— Input —
==================================================

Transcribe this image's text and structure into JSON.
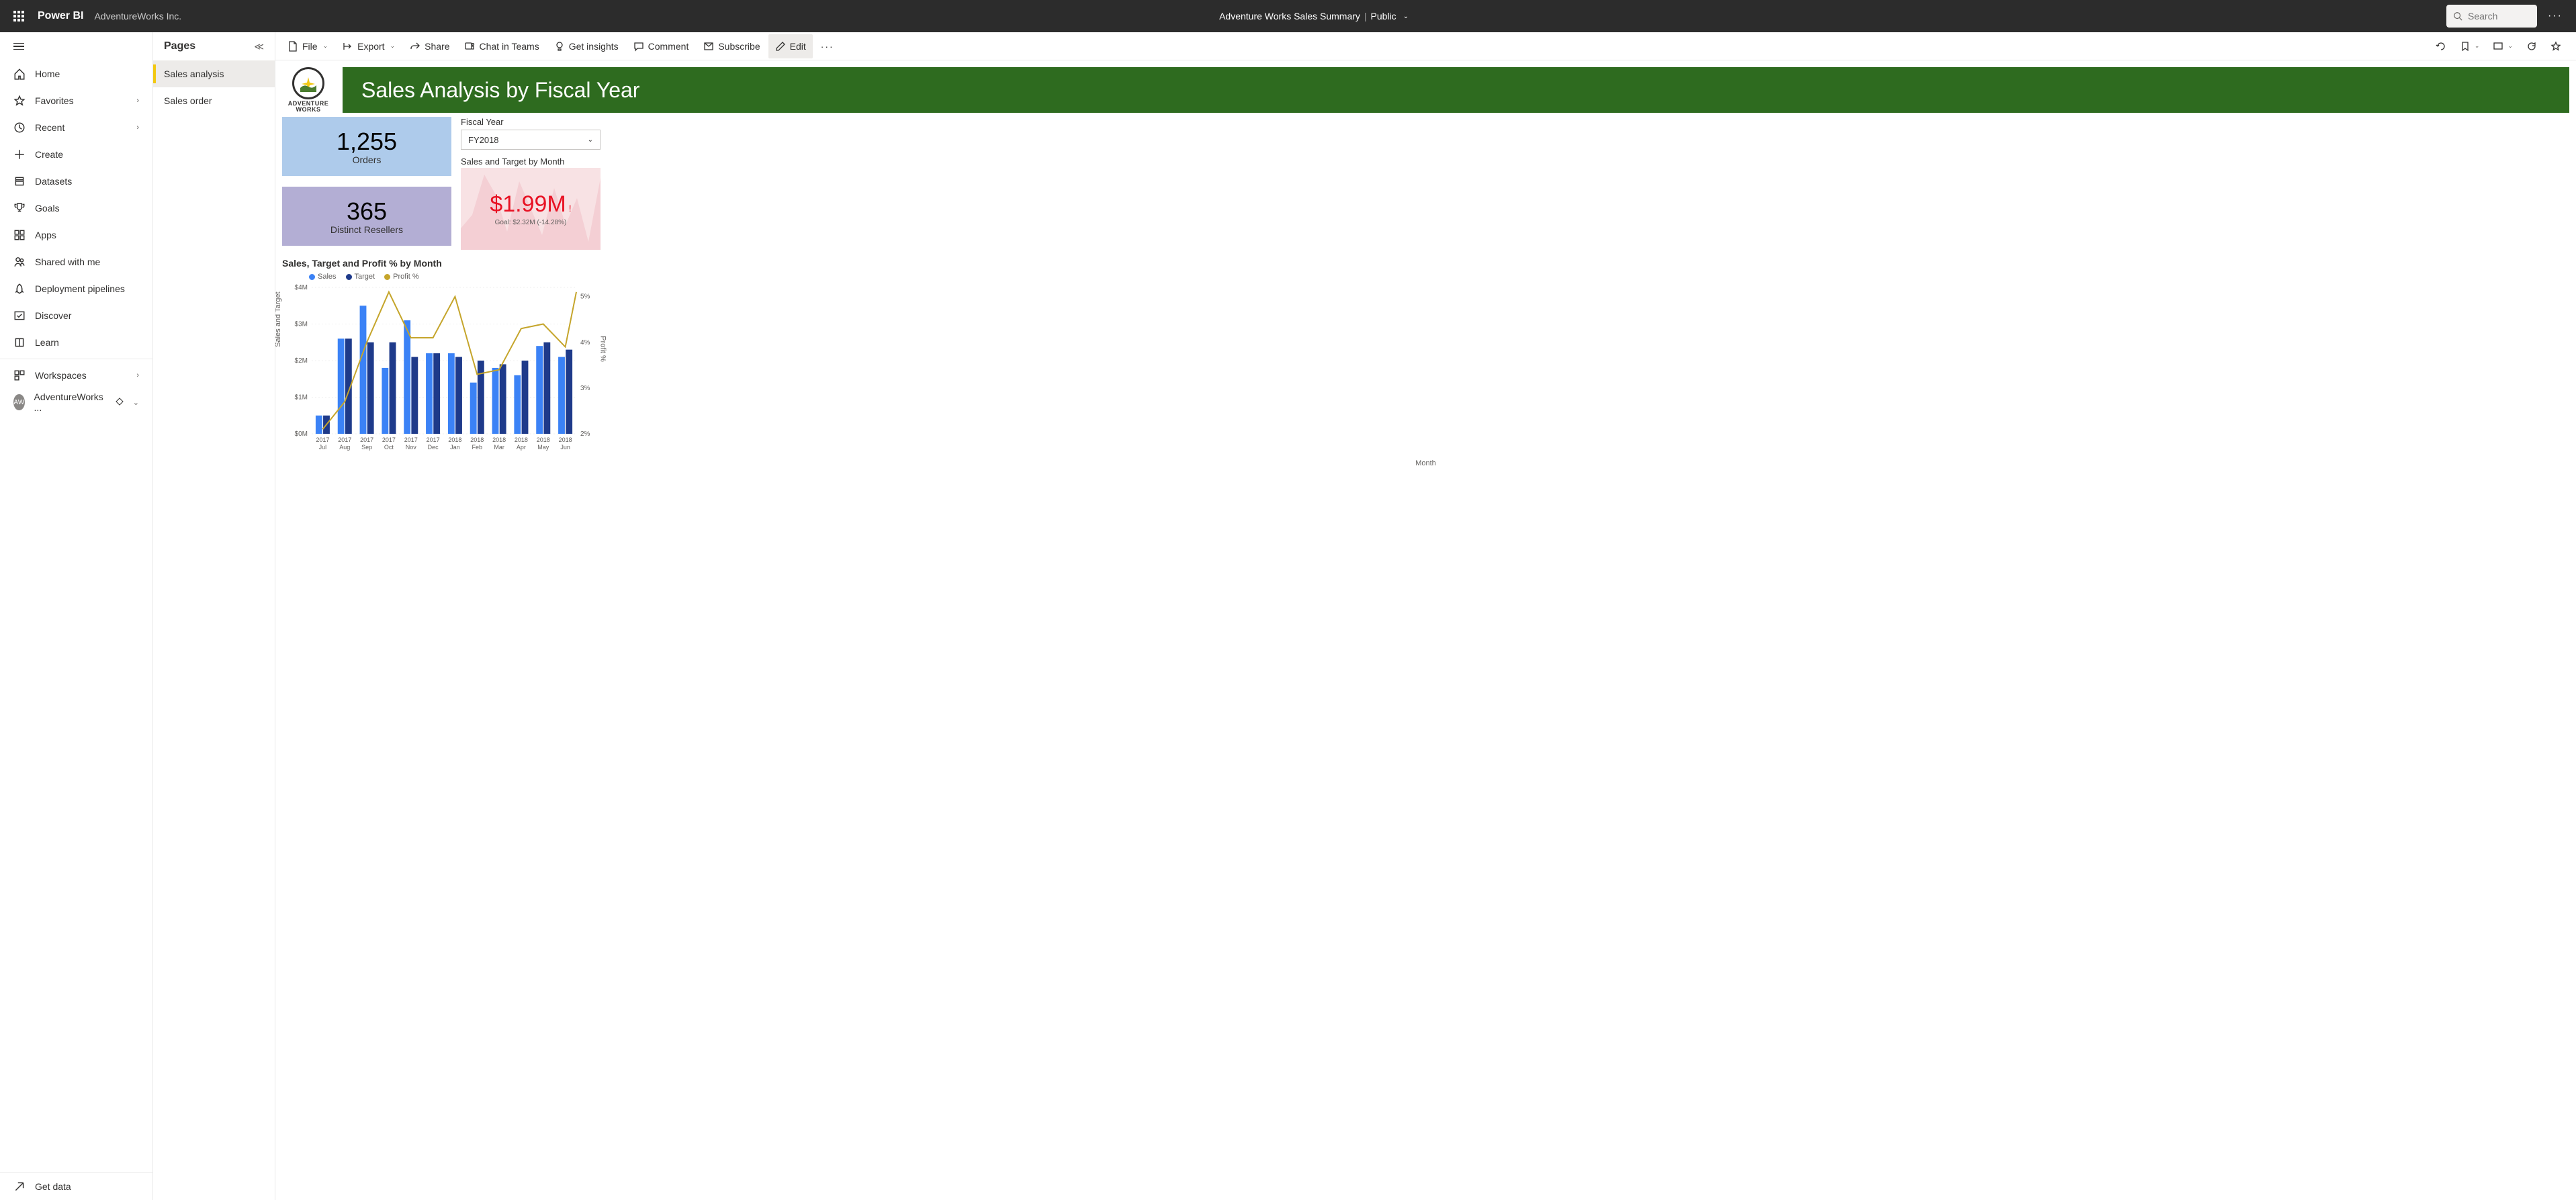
{
  "topbar": {
    "brand": "Power BI",
    "workspace": "AdventureWorks Inc.",
    "report_name": "Adventure Works Sales Summary",
    "visibility": "Public",
    "search_placeholder": "Search"
  },
  "leftnav": {
    "items": [
      {
        "label": "Home",
        "icon": "home"
      },
      {
        "label": "Favorites",
        "icon": "star",
        "chevron": true
      },
      {
        "label": "Recent",
        "icon": "clock",
        "chevron": true
      },
      {
        "label": "Create",
        "icon": "plus"
      },
      {
        "label": "Datasets",
        "icon": "database"
      },
      {
        "label": "Goals",
        "icon": "trophy"
      },
      {
        "label": "Apps",
        "icon": "apps"
      },
      {
        "label": "Shared with me",
        "icon": "people"
      },
      {
        "label": "Deployment pipelines",
        "icon": "rocket"
      },
      {
        "label": "Discover",
        "icon": "discover"
      },
      {
        "label": "Learn",
        "icon": "book"
      }
    ],
    "workspaces_label": "Workspaces",
    "current_workspace": "AdventureWorks ...",
    "get_data": "Get data"
  },
  "pages": {
    "header": "Pages",
    "items": [
      "Sales analysis",
      "Sales order"
    ],
    "active": 0
  },
  "toolbar": {
    "file": "File",
    "export": "Export",
    "share": "Share",
    "chat": "Chat in Teams",
    "insights": "Get insights",
    "comment": "Comment",
    "subscribe": "Subscribe",
    "edit": "Edit"
  },
  "report": {
    "logo_text1": "ADVENTURE",
    "logo_text2": "WORKS",
    "title": "Sales Analysis by Fiscal Year",
    "card1_value": "1,255",
    "card1_label": "Orders",
    "card2_value": "365",
    "card2_label": "Distinct Resellers",
    "slicer_label": "Fiscal Year",
    "slicer_value": "FY2018",
    "kpi_title": "Sales and Target by Month",
    "kpi_value": "$1.99M",
    "kpi_goal": "Goal: $2.32M (-14.28%)",
    "chart_title": "Sales, Target and Profit % by Month",
    "legend": {
      "sales": "Sales",
      "target": "Target",
      "profit": "Profit %"
    },
    "y1_label": "Sales and Target",
    "y2_label": "Profit %",
    "x_label": "Month"
  },
  "chart_data": {
    "type": "bar",
    "categories": [
      "2017 Jul",
      "2017 Aug",
      "2017 Sep",
      "2017 Oct",
      "2017 Nov",
      "2017 Dec",
      "2018 Jan",
      "2018 Feb",
      "2018 Mar",
      "2018 Apr",
      "2018 May",
      "2018 Jun"
    ],
    "series": [
      {
        "name": "Sales",
        "type": "bar",
        "color": "#3b82f6",
        "values": [
          0.5,
          2.6,
          3.5,
          1.8,
          3.1,
          2.2,
          2.2,
          1.4,
          1.8,
          1.6,
          2.4,
          2.1
        ]
      },
      {
        "name": "Target",
        "type": "bar",
        "color": "#1e3a8a",
        "values": [
          0.5,
          2.6,
          2.5,
          2.5,
          2.1,
          2.2,
          2.1,
          2.0,
          1.9,
          2.0,
          2.5,
          2.3
        ]
      },
      {
        "name": "Profit %",
        "type": "line",
        "color": "#c5a52b",
        "axis": "right",
        "values": [
          2.1,
          2.7,
          4.0,
          5.1,
          4.1,
          4.1,
          5.0,
          3.3,
          3.4,
          4.3,
          4.4,
          3.9
        ]
      }
    ],
    "y1_ticks": [
      "$0M",
      "$1M",
      "$2M",
      "$3M",
      "$4M"
    ],
    "y2_ticks": [
      "2%",
      "3%",
      "4%",
      "5%"
    ],
    "y1_range": [
      0,
      4
    ],
    "y2_range": [
      2,
      5.2
    ],
    "last_profit": 5.1
  }
}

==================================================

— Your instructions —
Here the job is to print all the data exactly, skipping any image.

— Written reply —
Transcribe this image's text and structure into JSON.
{
  "topbar": {
    "brand": "Power BI",
    "workspace": "AdventureWorks Inc.",
    "report_name": "Adventure Works Sales Summary",
    "visibility": "Public",
    "search_placeholder": "Search"
  },
  "leftnav": {
    "items": [
      {
        "label": "Home",
        "icon": "home"
      },
      {
        "label": "Favorites",
        "icon": "star",
        "chevron": true
      },
      {
        "label": "Recent",
        "icon": "clock",
        "chevron": true
      },
      {
        "label": "Create",
        "icon": "plus"
      },
      {
        "label": "Datasets",
        "icon": "database"
      },
      {
        "label": "Goals",
        "icon": "trophy"
      },
      {
        "label": "Apps",
        "icon": "apps"
      },
      {
        "label": "Shared with me",
        "icon": "people"
      },
      {
        "label": "Deployment pipelines",
        "icon": "rocket"
      },
      {
        "label": "Discover",
        "icon": "discover"
      },
      {
        "label": "Learn",
        "icon": "book"
      }
    ],
    "workspaces_label": "Workspaces",
    "current_workspace": "AdventureWorks ...",
    "get_data": "Get data"
  },
  "pages": {
    "header": "Pages",
    "items": [
      "Sales analysis",
      "Sales order"
    ],
    "active": 0
  },
  "toolbar": {
    "file": "File",
    "export": "Export",
    "share": "Share",
    "chat": "Chat in Teams",
    "insights": "Get insights",
    "comment": "Comment",
    "subscribe": "Subscribe",
    "edit": "Edit"
  },
  "report": {
    "logo_text1": "ADVENTURE",
    "logo_text2": "WORKS",
    "title": "Sales Analysis by Fiscal Year",
    "card1_value": "1,255",
    "card1_label": "Orders",
    "card2_value": "365",
    "card2_label": "Distinct Resellers",
    "slicer_label": "Fiscal Year",
    "slicer_value": "FY2018",
    "kpi_title": "Sales and Target by Month",
    "kpi_value": "$1.99M",
    "kpi_goal": "Goal: $2.32M (-14.28%)",
    "chart_title": "Sales, Target and Profit % by Month",
    "legend": {
      "sales": "Sales",
      "target": "Target",
      "profit": "Profit %"
    },
    "y1_label": "Sales and Target",
    "y2_label": "Profit %",
    "x_label": "Month"
  },
  "chart_data": {
    "type": "bar",
    "categories": [
      "2017 Jul",
      "2017 Aug",
      "2017 Sep",
      "2017 Oct",
      "2017 Nov",
      "2017 Dec",
      "2018 Jan",
      "2018 Feb",
      "2018 Mar",
      "2018 Apr",
      "2018 May",
      "2018 Jun"
    ],
    "series": [
      {
        "name": "Sales",
        "type": "bar",
        "color": "#3b82f6",
        "values": [
          0.5,
          2.6,
          3.5,
          1.8,
          3.1,
          2.2,
          2.2,
          1.4,
          1.8,
          1.6,
          2.4,
          2.1
        ]
      },
      {
        "name": "Target",
        "type": "bar",
        "color": "#1e3a8a",
        "values": [
          0.5,
          2.6,
          2.5,
          2.5,
          2.1,
          2.2,
          2.1,
          2.0,
          1.9,
          2.0,
          2.5,
          2.3
        ]
      },
      {
        "name": "Profit %",
        "type": "line",
        "color": "#c5a52b",
        "axis": "right",
        "values": [
          2.1,
          2.7,
          4.0,
          5.1,
          4.1,
          4.1,
          5.0,
          3.3,
          3.4,
          4.3,
          4.4,
          3.9
        ]
      }
    ],
    "y1_ticks": [
      "$0M",
      "$1M",
      "$2M",
      "$3M",
      "$4M"
    ],
    "y2_ticks": [
      "2%",
      "3%",
      "4%",
      "5%"
    ],
    "y1_range": [
      0,
      4
    ],
    "y2_range": [
      2,
      5.2
    ],
    "last_profit": 5.1
  }
}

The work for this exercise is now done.